The biggest factors should be compatibility with your DMS and factory. Most legacy DMS systems have overlay software to make them easier (although sometimes slower) to use. For CDK/ADP users this overlay is called Drive or Dash and for R+R users it is Ignite or Power that sits over their older “green screen.” One of our advertisers calls this, “Lipstick on a Pig” because every few years DMS providers upgrade the overlay rather than upgrading the core software platform.
As a consultant, I’m often asked why so many DMS providers haven’t updated their system during the past 20-30 years. It is an easy answer; they tried and it didn’t go well. Some updated to a Microsoft-based system and ended up terminating the projects.
The risk of a costly failure would make any DMS company key executive afraid of trying that again, especially after the consequences of those terminations. But in the technology world, you must change or die. Our fifth cousin, Winston Churchill (his mother was Jenny Jerome) had this to say about change, “To improve is to change; to be perfect is to change often.”
One newer DMS provider, DealerStar changes their software every week to stay agile. But getting back to your Windows 10 decision, first find out the name of the overlay software that each PC is using to access your DMS. Next, ask your DMS provider if that overlay is compatible with Windows 10.
Next is a browser issue.
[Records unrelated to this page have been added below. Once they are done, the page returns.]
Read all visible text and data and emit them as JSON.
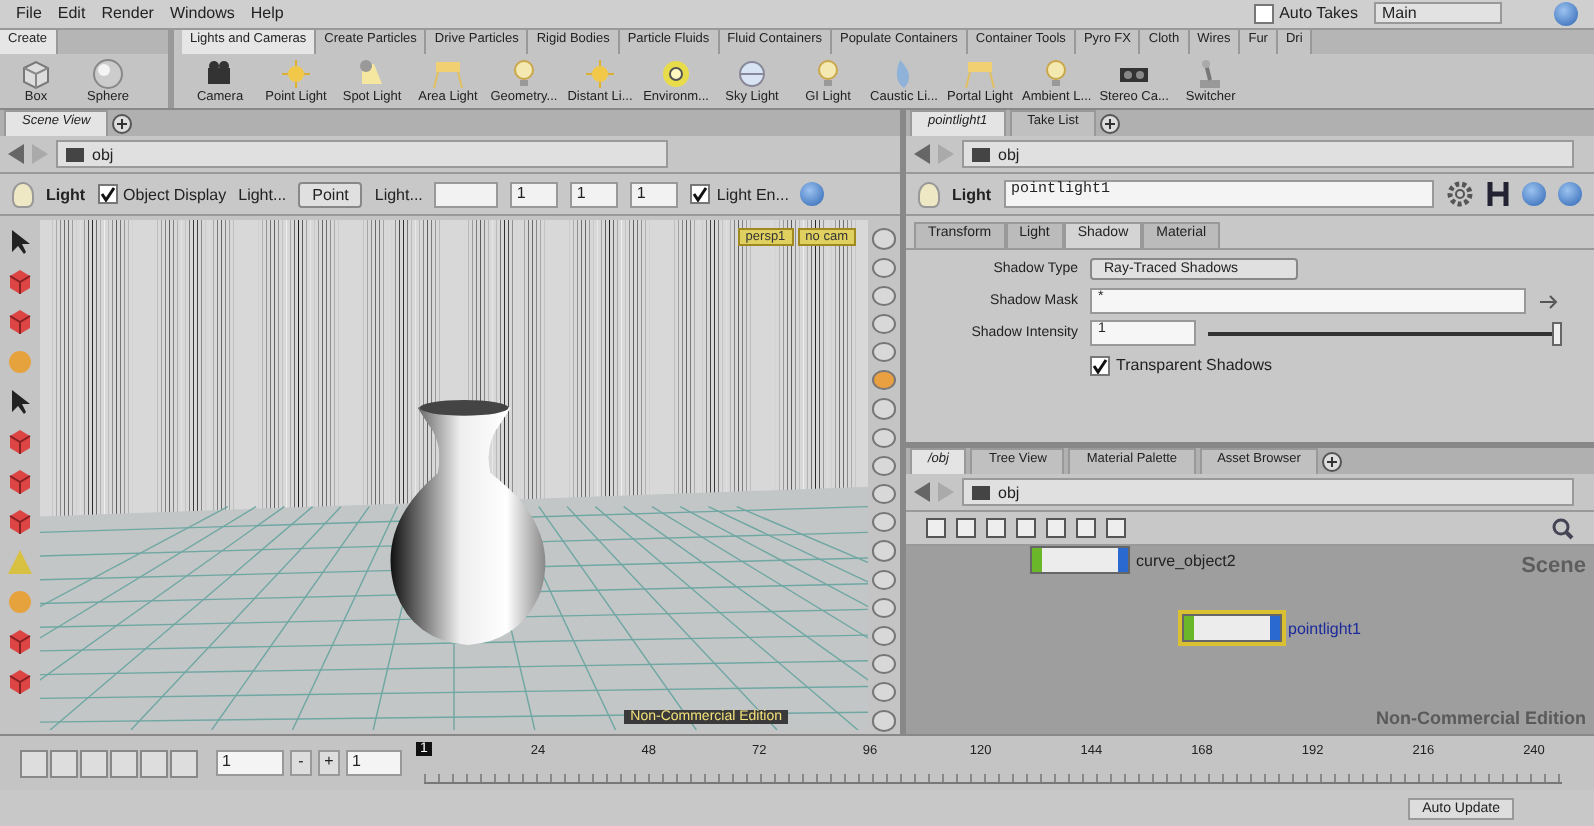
{
  "menu": [
    "File",
    "Edit",
    "Render",
    "Windows",
    "Help"
  ],
  "auto_takes": {
    "label": "Auto Takes",
    "checked": false
  },
  "desktop": "Main",
  "left_shelf": {
    "tab": "Create",
    "tools": [
      "Box",
      "Sphere"
    ]
  },
  "shelf_tabs": [
    {
      "label": "Lights and Cameras",
      "selected": true
    },
    {
      "label": "Create Particles",
      "selected": false
    },
    {
      "label": "Drive Particles",
      "selected": false
    },
    {
      "label": "Rigid Bodies",
      "selected": false
    },
    {
      "label": "Particle Fluids",
      "selected": false
    },
    {
      "label": "Fluid Containers",
      "selected": false
    },
    {
      "label": "Populate Containers",
      "selected": false
    },
    {
      "label": "Container Tools",
      "selected": false
    },
    {
      "label": "Pyro FX",
      "selected": false
    },
    {
      "label": "Cloth",
      "selected": false
    },
    {
      "label": "Wires",
      "selected": false
    },
    {
      "label": "Fur",
      "selected": false
    },
    {
      "label": "Dri",
      "selected": false
    }
  ],
  "shelf_tools": [
    "Camera",
    "Point Light",
    "Spot Light",
    "Area Light",
    "Geometry...",
    "Distant Li...",
    "Environm...",
    "Sky Light",
    "GI Light",
    "Caustic Li...",
    "Portal Light",
    "Ambient L...",
    "Stereo Ca...",
    "Switcher"
  ],
  "scene_view": {
    "tab": "Scene View",
    "path": "obj",
    "title": "Light",
    "object_display": {
      "label": "Object Display",
      "checked": true
    },
    "light_label_1": "Light...",
    "light_type": "Point",
    "light_label_2": "Light...",
    "values": [
      "1",
      "1",
      "1"
    ],
    "light_enable": {
      "label": "Light En...",
      "checked": true
    },
    "camera_labels": [
      "persp1",
      "no cam"
    ],
    "edition_label": "Non-Commercial Edition"
  },
  "parameters": {
    "tabs": [
      {
        "label": "pointlight1",
        "selected": true
      },
      {
        "label": "Take List",
        "selected": false
      }
    ],
    "path": "obj",
    "node_type": "Light",
    "node_name": "pointlight1",
    "param_tabs": [
      {
        "label": "Transform",
        "selected": false
      },
      {
        "label": "Light",
        "selected": false
      },
      {
        "label": "Shadow",
        "selected": true
      },
      {
        "label": "Material",
        "selected": false
      }
    ],
    "shadow_type": {
      "label": "Shadow Type",
      "value": "Ray-Traced Shadows"
    },
    "shadow_mask": {
      "label": "Shadow Mask",
      "value": "*"
    },
    "shadow_intensity": {
      "label": "Shadow Intensity",
      "value": "1",
      "level": 1
    },
    "transparent_shadows": {
      "label": "Transparent Shadows",
      "checked": true
    }
  },
  "network": {
    "tabs": [
      {
        "label": "/obj",
        "selected": true
      },
      {
        "label": "Tree View",
        "selected": false
      },
      {
        "label": "Material Palette",
        "selected": false
      },
      {
        "label": "Asset Browser",
        "selected": false
      }
    ],
    "path": "obj",
    "nodes": [
      {
        "name": "curve_object2",
        "selected": false
      },
      {
        "name": "pointlight1",
        "selected": true
      }
    ],
    "context_label": "Scene",
    "edition_label": "Non-Commercial Edition"
  },
  "timeline": {
    "frame": "1",
    "minus": "-",
    "plus": "+",
    "start": "1",
    "current": "1",
    "ticks": [
      "24",
      "48",
      "72",
      "96",
      "120",
      "144",
      "168",
      "192",
      "216",
      "240"
    ]
  },
  "status": {
    "auto_update": "Auto Update"
  }
}
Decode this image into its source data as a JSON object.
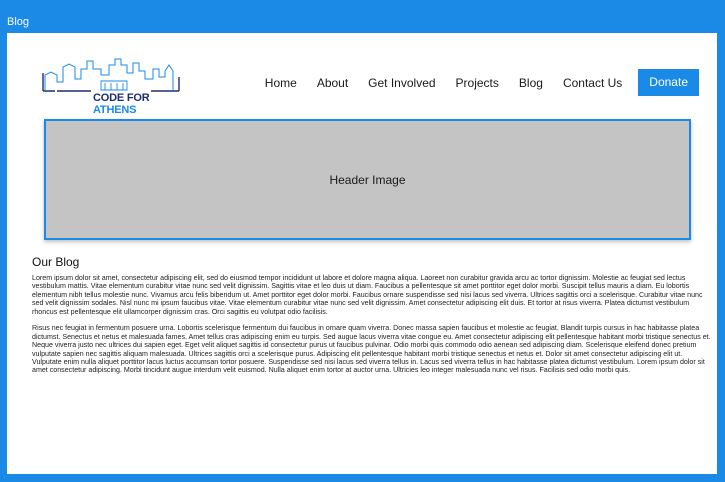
{
  "window": {
    "title": "Blog"
  },
  "logo": {
    "text_part1": "CODE FOR ",
    "text_part2": "ATHENS",
    "color_primary": "#1f2e6b",
    "color_accent": "#1a8ae6"
  },
  "nav": {
    "items": [
      "Home",
      "About",
      "Get Involved",
      "Projects",
      "Blog",
      "Contact Us"
    ],
    "donate": "Donate"
  },
  "hero": {
    "label": "Header Image"
  },
  "blog": {
    "title": "Our Blog",
    "paragraphs": [
      "Lorem ipsum dolor sit amet, consectetur adipiscing elit, sed do eiusmod tempor incididunt ut labore et dolore magna aliqua. Laoreet non curabitur gravida arcu ac tortor dignissim. Molestie ac feugiat sed lectus vestibulum mattis. Vitae elementum curabitur vitae nunc sed velit dignissim. Sagittis vitae et leo duis ut diam. Faucibus a pellentesque sit amet porttitor eget dolor morbi. Suscipit tellus mauris a diam. Eu lobortis elementum nibh tellus molestie nunc. Vivamus arcu felis bibendum ut. Amet porttitor eget dolor morbi. Faucibus ornare suspendisse sed nisi lacus sed viverra. Ultrices sagittis orci a scelerisque. Curabitur vitae nunc sed velit dignissim sodales. Nisl nunc mi ipsum faucibus vitae. Vitae elementum curabitur vitae nunc sed velit dignissim. Amet consectetur adipiscing elit duis. Et tortor at risus viverra. Platea dictumst vestibulum rhoncus est pellentesque elit ullamcorper dignissim cras. Orci sagittis eu volutpat odio facilisis.",
      "Risus nec feugiat in fermentum posuere urna. Lobortis scelerisque fermentum dui faucibus in ornare quam viverra. Donec massa sapien faucibus et molestie ac feugiat. Blandit turpis cursus in hac habitasse platea dictumst. Senectus et netus et malesuada fames. Amet tellus cras adipiscing enim eu turpis. Sed augue lacus viverra vitae congue eu. Amet consectetur adipiscing elit pellentesque habitant morbi tristique senectus et. Neque viverra justo nec ultrices dui sapien eget. Eget velit aliquet sagittis id consectetur purus ut faucibus pulvinar. Odio morbi quis commodo odio aenean sed adipiscing diam. Scelerisque eleifend donec pretium vulputate sapien nec sagittis aliquam malesuada. Ultrices sagittis orci a scelerisque purus. Adipiscing elit pellentesque habitant morbi tristique senectus et netus et. Dolor sit amet consectetur adipiscing elit ut. Vulputate enim nulla aliquet porttitor lacus luctus accumsan tortor posuere. Suspendisse sed nisi lacus sed viverra tellus in. Lacus sed viverra tellus in hac habitasse platea dictumst vestibulum. Lorem ipsum dolor sit amet consectetur adipiscing. Morbi tincidunt augue interdum velit euismod. Nulla aliquet enim tortor at auctor urna. Ultricies leo integer malesuada nunc vel risus. Facilisis sed odio morbi quis."
    ]
  },
  "colors": {
    "frame": "#1a8ae6",
    "hero_fill": "#c4c4c4",
    "donate_bg": "#1a8ae6"
  }
}
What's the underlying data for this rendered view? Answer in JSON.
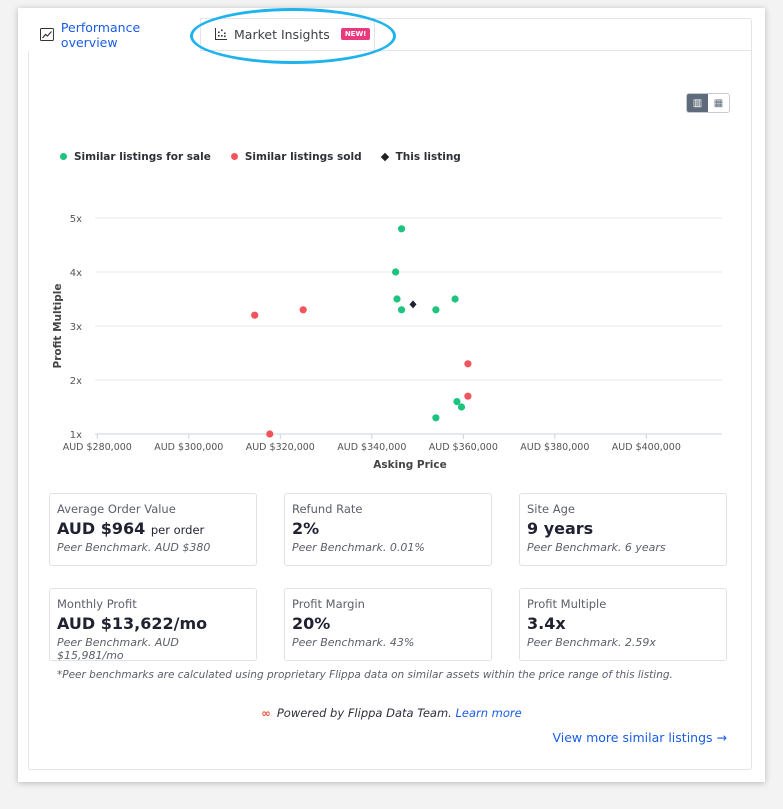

Many of the OEMs and other integration sites require a certain version of browsers like Internet Explorer 8 or 9, but Windows 10 comes with Microsoft Edge (and a lot of advertisements). Although you can backwards install the old IE version that you need, Microsoft will only provide security patches for their latest versions, which will be the Edge family.
Ask providers if they support Microsoft Edge and if not, ask if they recommend another browser like FireFox or Chrome that run well under Windows 10. There are some YouTube videos that show you how to change your default browser from Microsoft Edge to Chrome or Firefox. Regardless of what you decide the prospect of change is often based on fear. Taking some of that pressure off of users by helping them manage time a little better could be your best solution. During any period of change, analyze tasks and try to delegate or eliminate reports and processes that don’t have focus on profit or protecting your assets.
Author: Sandi Jerome
Sandi Jerome is the owner of Sandi Jerome Computer Consulting. Sandi founded DealerStar, a web-based DMS. She is a former CFO, System Administrator, Fixed Operations Manager, and Controller with over 30 years experience in the auto industry.